For lap after lap the integer reduced, but it wasn’t until his engine started to splutter that Caton rued the decision not to add a jerry can of fuel at his second stop, without the risk of losing time. Having led brilliantly, the 2002 British National Supersports champion didn’t have the throttle response around the switchback circuit to resist Griffiths’ attack. His rival streaked by in front of the pits on lap 49 and was 22.169s clear when the chequer flew four laps later. Levitra is very expensive, but generic Levitra is cheap.
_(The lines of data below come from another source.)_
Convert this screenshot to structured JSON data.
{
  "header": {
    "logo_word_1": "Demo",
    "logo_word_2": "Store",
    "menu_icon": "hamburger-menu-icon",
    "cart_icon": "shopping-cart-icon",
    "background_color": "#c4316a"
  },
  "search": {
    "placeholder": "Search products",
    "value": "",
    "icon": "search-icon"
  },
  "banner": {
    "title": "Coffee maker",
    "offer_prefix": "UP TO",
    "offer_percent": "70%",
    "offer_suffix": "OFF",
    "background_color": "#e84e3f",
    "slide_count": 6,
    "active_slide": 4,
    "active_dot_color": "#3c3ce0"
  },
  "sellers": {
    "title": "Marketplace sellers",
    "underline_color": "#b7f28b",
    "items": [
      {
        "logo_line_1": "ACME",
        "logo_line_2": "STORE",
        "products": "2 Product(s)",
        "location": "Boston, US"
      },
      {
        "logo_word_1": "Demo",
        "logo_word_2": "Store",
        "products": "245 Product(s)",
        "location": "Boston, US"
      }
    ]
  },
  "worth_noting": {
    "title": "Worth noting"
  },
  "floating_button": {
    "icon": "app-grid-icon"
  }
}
So, I visit Bantuhealth website http://www.bantuhealth.org/levitra-generic-buy/ where I order generic Levitra.
The battle for third went down to the wire. was equally gripping. Despite partner Girardo tripping the pit speed meter, thus presenting him with a drive through, Cottingham growled the Tojeiro-Jaguar after Pearson’s Lister. Urged on by his crew on the pit wall, James finished less than two seconds behind Goodwood’s most successful driver of the modern era.
Gillett/Smith had an excellent run to fifth in the Willment, ahead of the Boultbee Brooks/Smith Lister, running hot with a suspect head gasket. Despite losing its headlights when Gabriel Kremer, 79, was aboard, son Dion whisked the diminutive Lotus home seventh. Ahlers’ Lola was an early casualty, unusually, but Emmerling’s Elva screamed round metronomically to class honours. Maeers/Martin made several stops to refix the Cooper’s undertray, then had alternator problems.
The Woodcote Trophy struggle was essentially between the Cooper-Jaguars, although the T33 – dancing in Ward’s skilled hands – was penalised because Hood’s short second stint didn’t take him over the minimum. Wakeman/Blakeney-Edwards thus added another gold to their haul. The Anglo-American duo finished eighth overall, a lap ahead of class winners le Blanc/Greensall. Hunt/Hall also won their division in the HWM, while Cottingham/Stanley were chuffed with 13th in such company with the AC Ace.
The Ward family and Cleland soldiered to the finish, their personal contest resolved in the former’s favour by under 40 seconds. Less fortunate were Wilson/Stretton who retired the svelte Maserati towards three-quarter distance with fuel pump failure.